A first glimpse of the early station designs for the $5.3-billion Eglinton Crosstown shows a minimalist vision designed to let in the light. The reveal by Daoust Lestage, IBI Architecture and Metrolinx took place at the Toronto Design Review Panel last week, revealing glass-box entrances as the signature identifying feature of the 15 underground stations on the tunnelled portion of the Crosstown. Each underground station will cost between $80 million and $100 million; ten street-level stops, costing $3 million to $5 million, will carry the same Crosstown identity, distinct from the TTC and GO Transit. It will be about five years until the stations are built and the designs are far from final, cautions Metrolinx.
Each underground station will have a trademark glass pavilion entrance. Adjacent will be a “technical box,” a textured, cast-concrete building that acts as the station basement, where the vents emerge from track level and the HVAC and electrical are stored.
All the stations will be a variation on the theme, depending on whether it is a corner location, mid-block or one of three interchange stations where the LRT meets the subway — at Kennedy, Yonge and Allen. In some cases the glass structure will be slanted and stations will be embedded into the streetscape.
Interchange stations will have more generous plazas and landscape plantings. All stations will incorporate an “urban carpet,” a kind of welcome mat that carries riders from outside to the interior with large-format pavers.

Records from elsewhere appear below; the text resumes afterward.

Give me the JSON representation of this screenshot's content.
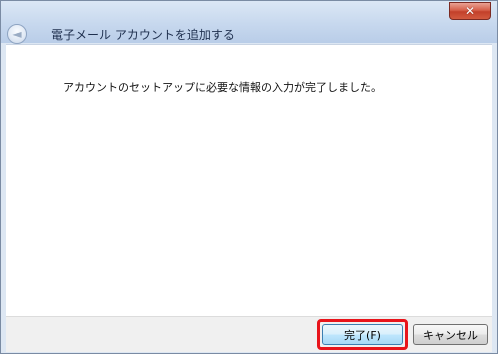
{
  "window": {
    "title": "電子メール アカウントを追加する",
    "close_glyph": "✕",
    "back_glyph": "◄"
  },
  "content": {
    "message": "アカウントのセットアップに必要な情報の入力が完了しました。"
  },
  "buttons": {
    "finish_label": "完了(F)",
    "cancel_label": "キャンセル"
  },
  "colors": {
    "highlight": "#e8141b",
    "close_button": "#c3402a",
    "title_bar": "#c7d8ee"
  },
  "icons": {
    "close": "close-icon",
    "back": "back-arrow-icon"
  }
}
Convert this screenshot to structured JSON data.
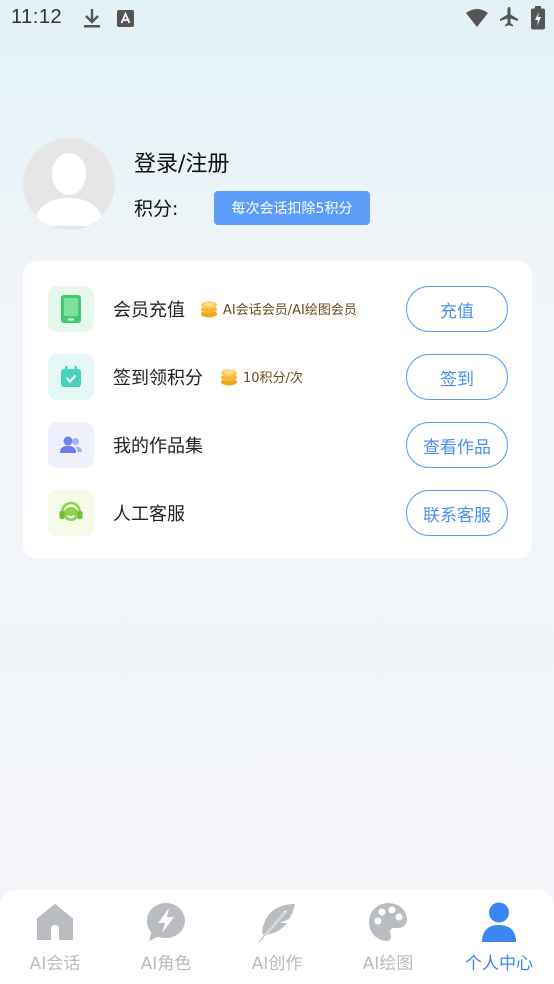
{
  "status_bar": {
    "time": "11:12"
  },
  "profile": {
    "login_title": "登录/注册",
    "points_label": "积分:",
    "points_badge": "每次会话扣除5积分"
  },
  "menu": [
    {
      "label": "会员充值",
      "note": "AI会话会员/AI绘图会员",
      "button": "充值",
      "icon": "phone-icon",
      "icon_color": "#3fcb6e"
    },
    {
      "label": "签到领积分",
      "note": "10积分/次",
      "button": "签到",
      "icon": "calendar-icon",
      "icon_color": "#45d3b9"
    },
    {
      "label": "我的作品集",
      "note": "",
      "button": "查看作品",
      "icon": "users-icon",
      "icon_color": "#6d7ff0"
    },
    {
      "label": "人工客服",
      "note": "",
      "button": "联系客服",
      "icon": "headset-icon",
      "icon_color": "#8fd14a"
    }
  ],
  "tabs": [
    {
      "label": "AI会话",
      "icon": "home-icon",
      "active": false
    },
    {
      "label": "AI角色",
      "icon": "bolt-chat-icon",
      "active": false
    },
    {
      "label": "AI创作",
      "icon": "feather-icon",
      "active": false
    },
    {
      "label": "AI绘图",
      "icon": "palette-icon",
      "active": false
    },
    {
      "label": "个人中心",
      "icon": "person-icon",
      "active": true
    }
  ],
  "colors": {
    "accent": "#5b9df7",
    "active_tab": "#3b86f0",
    "inactive_tab": "#b9bcc0"
  }
}
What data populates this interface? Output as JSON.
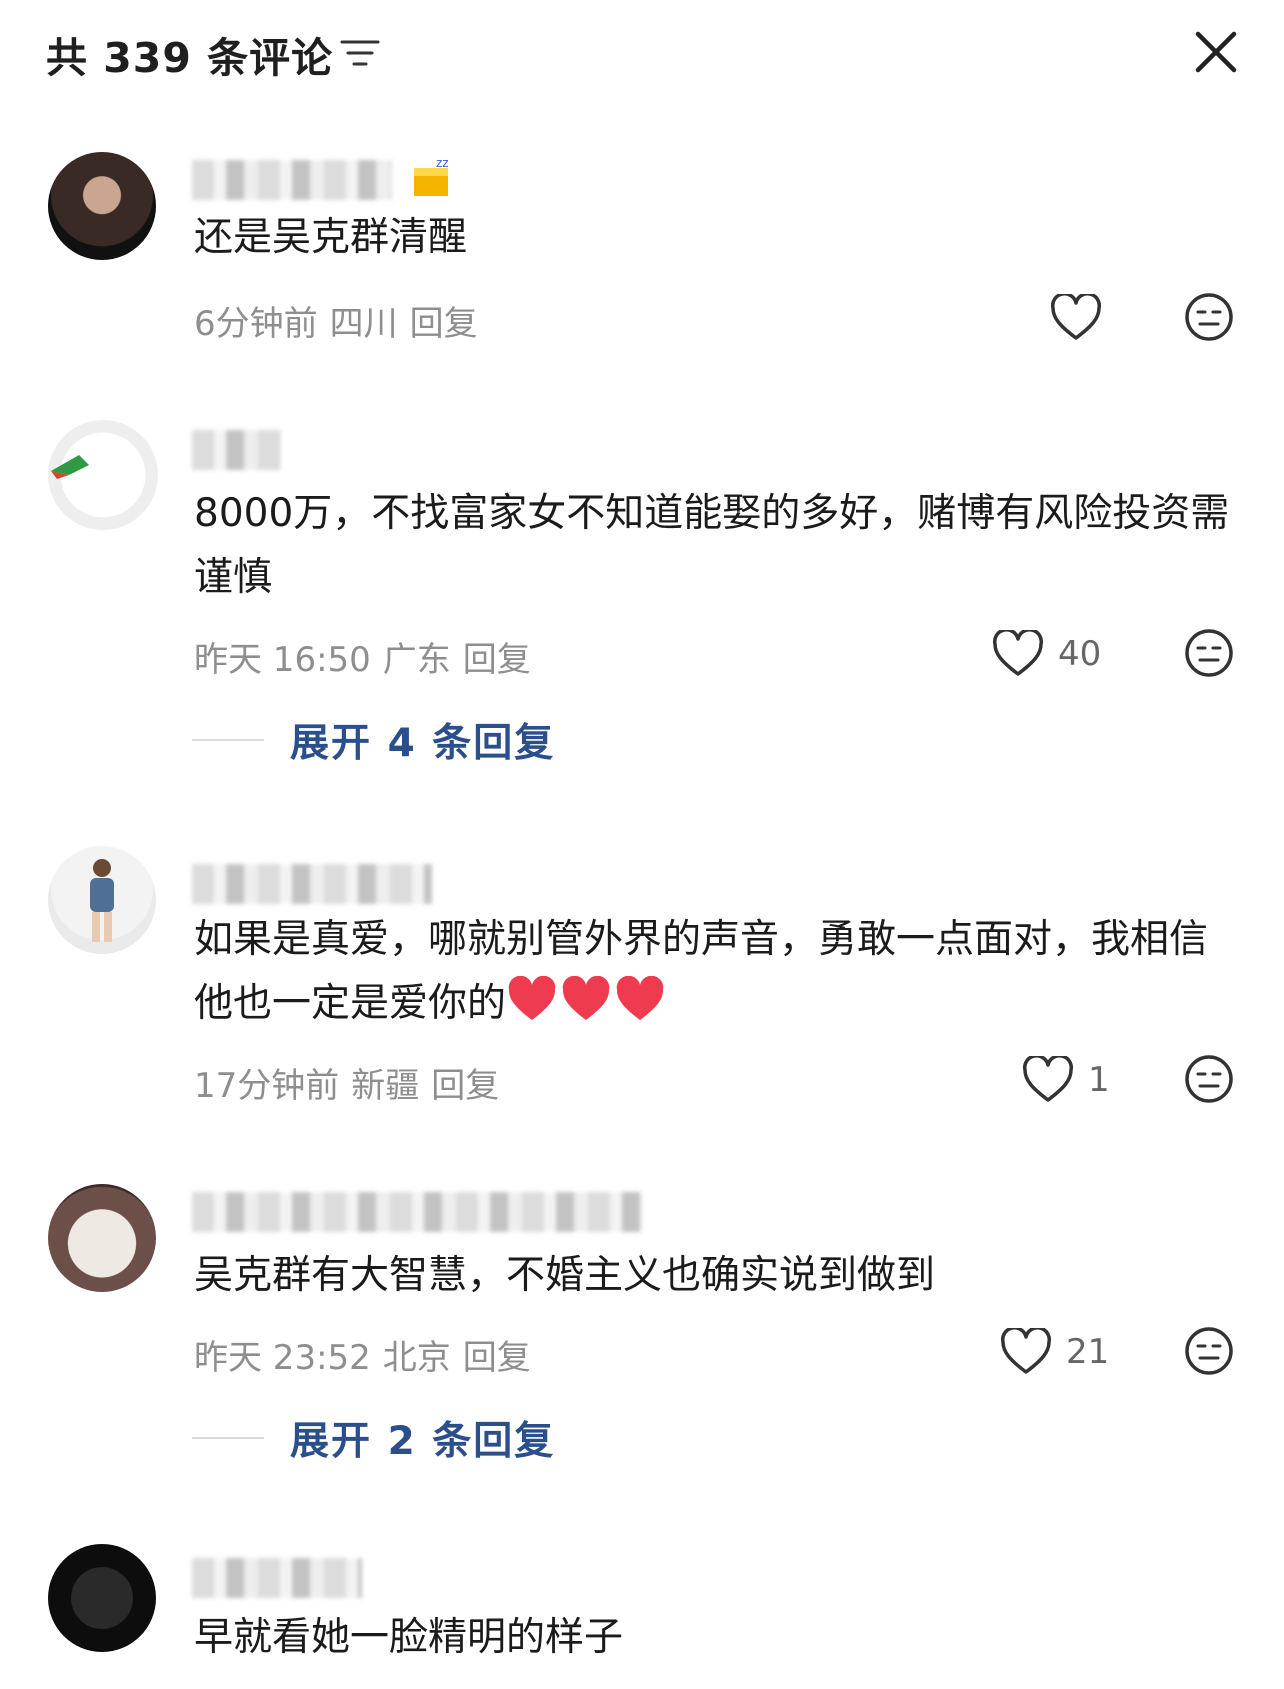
{
  "header": {
    "title": "共 339 条评论"
  },
  "comments": [
    {
      "text": "还是吴克群清醒",
      "time": "6分钟前",
      "location": "四川",
      "reply": "回复",
      "likes": ""
    },
    {
      "text": "8000万，不找富家女不知道能娶的多好，赌博有风险投资需谨慎",
      "time": "昨天 16:50",
      "location": "广东",
      "reply": "回复",
      "likes": "40",
      "expand": "展开 4 条回复"
    },
    {
      "text": "如果是真爱，哪就别管外界的声音，勇敢一点面对，我相信他也一定是爱你的",
      "time": "17分钟前",
      "location": "新疆",
      "reply": "回复",
      "likes": "1"
    },
    {
      "text": "吴克群有大智慧，不婚主义也确实说到做到",
      "time": "昨天 23:52",
      "location": "北京",
      "reply": "回复",
      "likes": "21",
      "expand": "展开 2 条回复"
    },
    {
      "text": "早就看她一脸精明的样子"
    }
  ],
  "icons": {
    "sort": "sort-lines-icon",
    "close": "close-icon",
    "like": "heart-outline-icon",
    "dislike": "neutral-face-icon",
    "emoji": "red-heart-emoji"
  },
  "colors": {
    "expand_link": "#2b4f8c",
    "meta": "#8e8e8e",
    "heart_emoji": "#ee3b4f"
  }
}
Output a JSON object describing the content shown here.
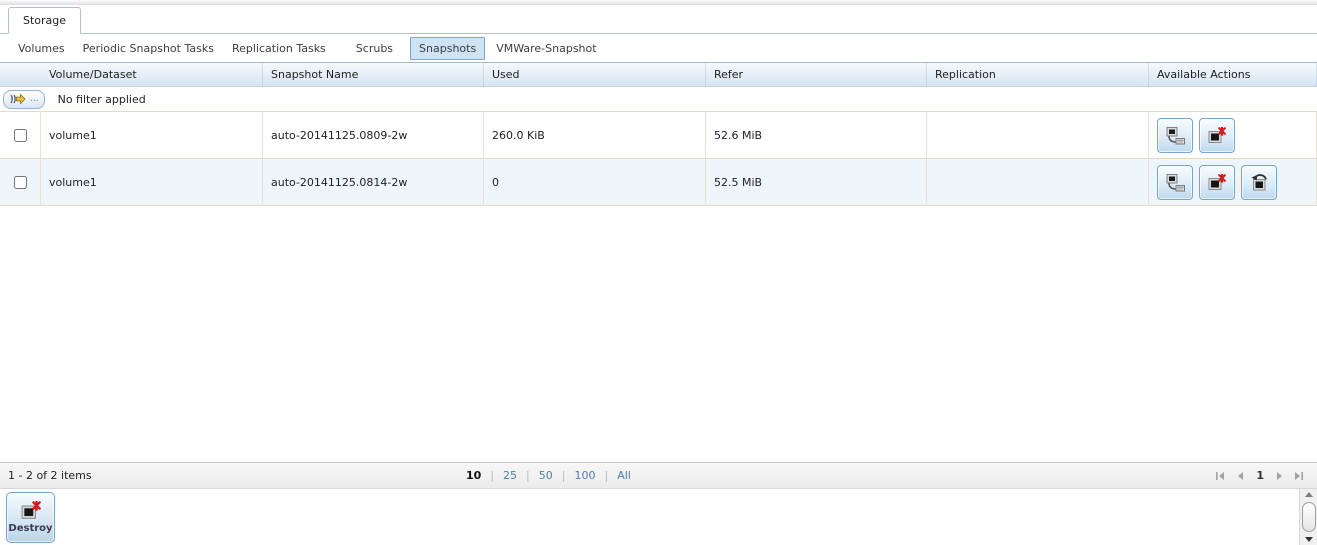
{
  "page": {
    "tab": "Storage",
    "subtabs": [
      {
        "label": "Volumes"
      },
      {
        "label": "Periodic Snapshot Tasks"
      },
      {
        "label": "Replication Tasks"
      },
      {
        "label": "Scrubs"
      },
      {
        "label": "Snapshots"
      },
      {
        "label": "VMWare-Snapshot"
      }
    ],
    "active_subtab": "Snapshots"
  },
  "grid": {
    "columns": {
      "volume": "Volume/Dataset",
      "snapshot": "Snapshot Name",
      "used": "Used",
      "refer": "Refer",
      "replication": "Replication",
      "actions": "Available Actions"
    },
    "filter": {
      "button_label": "...",
      "status": "No filter applied"
    },
    "rows": [
      {
        "volume": "volume1",
        "snapshot": "auto-20141125.0809-2w",
        "used": "260.0 KiB",
        "refer": "52.6 MiB",
        "replication": "",
        "actions": [
          "clone",
          "destroy"
        ]
      },
      {
        "volume": "volume1",
        "snapshot": "auto-20141125.0814-2w",
        "used": "0",
        "refer": "52.5 MiB",
        "replication": "",
        "actions": [
          "clone",
          "destroy",
          "rollback"
        ]
      }
    ]
  },
  "pager": {
    "summary": "1 - 2 of 2 items",
    "sizes": [
      "10",
      "25",
      "50",
      "100",
      "All"
    ],
    "active_size": "10",
    "separator": "|",
    "page": "1"
  },
  "footer": {
    "destroy_label": "Destroy"
  },
  "colors": {
    "accent_border": "#7ba3c8",
    "selected_subtab_bg": "#cfe3f5",
    "header_gradient_top": "#f4f9fc",
    "header_gradient_bottom": "#d6e5f2",
    "row_alt_bg": "#eff6fb",
    "cell_border": "#e5dbc5",
    "link": "#4d7fad",
    "destroy_red": "#cf1b1b"
  }
}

The boxes and skylights will maximize the penetration of natural light down to platform level, about three storeys below the street.
More description, and pictures, at the site.